This game was scoreless in the first and then Michael Cammalleri made it 1-0 Habs towards the end of second, but the Bs weren’t going to leave that goal unanswered. Last year’s rookie extraordinaire Tyler Seguin scored, as did newbie Chris Clark (so new he doesn’t yet have a profile page on the Bruins’ website). Meanwhile, at both ends of the ice, top-tier goaltending talent is probably what kept this game from being even more lopsided in either team’s favor: Boston used Tuukka Rask again (recall his stellar 1.97 GAA in 2009-10), while Montreal went with Carey Price. It may have been a good idea to sit out Chara from this game, considering it was in Montreal and he is booed roundly every time he has possession in the Bell Centre.

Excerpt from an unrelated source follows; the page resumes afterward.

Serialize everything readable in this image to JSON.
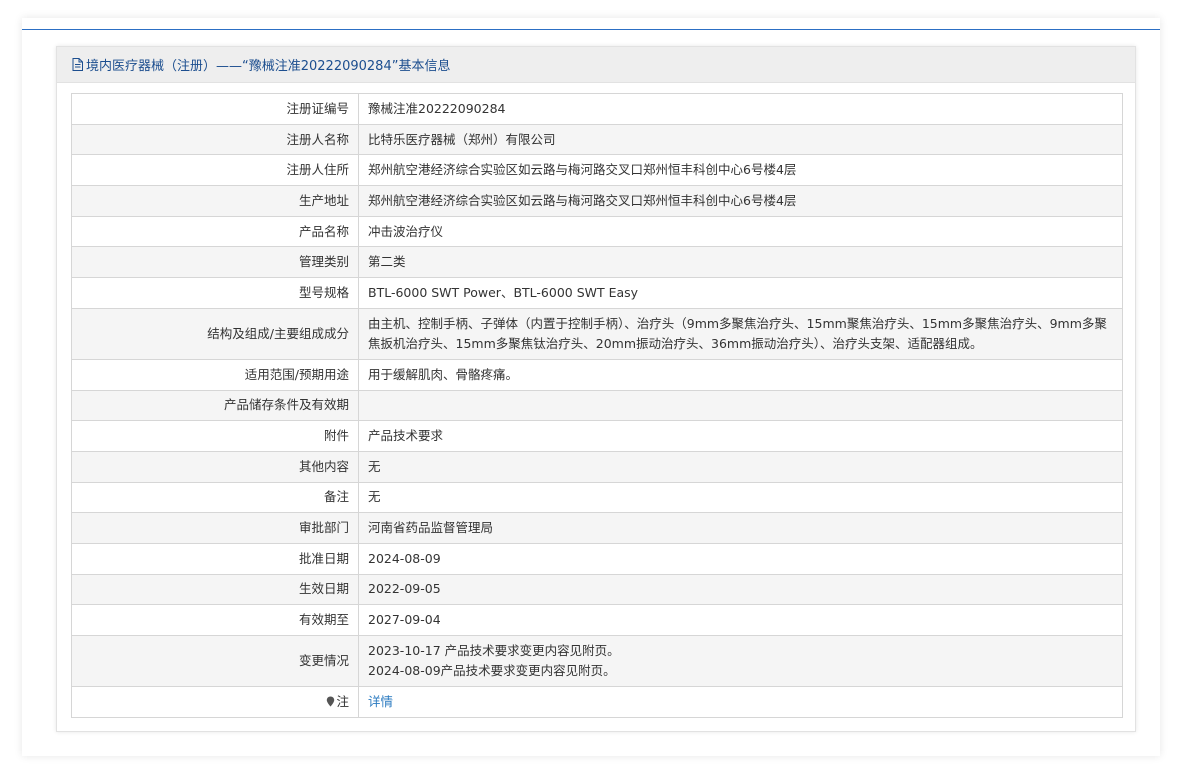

September 29 vs. Ottawa: 2-1 Ottawa
Oh look, another 2-1 Senators victory! Except this one was in regulation. It started with Milan Lucic getting a kneeing penalty only 17 seconds into the game, but Looch made up for it by scoring the Bs’ only goal in this outing about 10 minutes later, assisted by both his linemates. This game was fairly short on penalties but long on shots on goal–Boston had 40 compared to Ottawa’s 20. Tim Thomas still did a good job in net, though, shutting the door when other goalies might’ve left it open. Since preseason is coming to an end, the lineup was starting to look a little more stable and familiar. New kids Benoit Pouliot and Chris Clark were both on the ice for about ten minutes, surely trying to make a good impression. Reports from friends at the game stated that some of the attendees started booing at the end of it. Really? It’s just preseason. The points don’t count. The team’s still learning to gel. Give them time and faith.
October 1 vs. Islanders: 3-2 Boston
Preseason for the Bs ended in Bridgeport, home of the Islanders’ AHL team, with a hard-fought victory that stands in stark comparison to their last showing against NYI. Dennis Seidenberg, who scored with 8 minutes left in the game, admitted to the media that he thought the team was a little sloppy, but there’s time to learn lessons from preseason! The Islanders swapped out Al Montoya for Evgeni Nabokov in net, which proved to be a good move–for the Bruins, since all three goals were scored on him. Meanwhile Tim Thomas played the entire game. David Krejci scored unassisted, Tyler Seguin added another one less than a minute later and of course Seidenberg scored too.
All in all, not a bad preseason at all. A 4-1-1 record isn’t terrible and a lot of guys got to stretch their legs and try to prove themselves. (Some of them, like Sauve and McDermid, have been reassigned to Providence or returned to their junior clubs.) Still, it’s been great! Plus, since the team didn’t need to make a lot of post-Cup changes, that portends well for this season.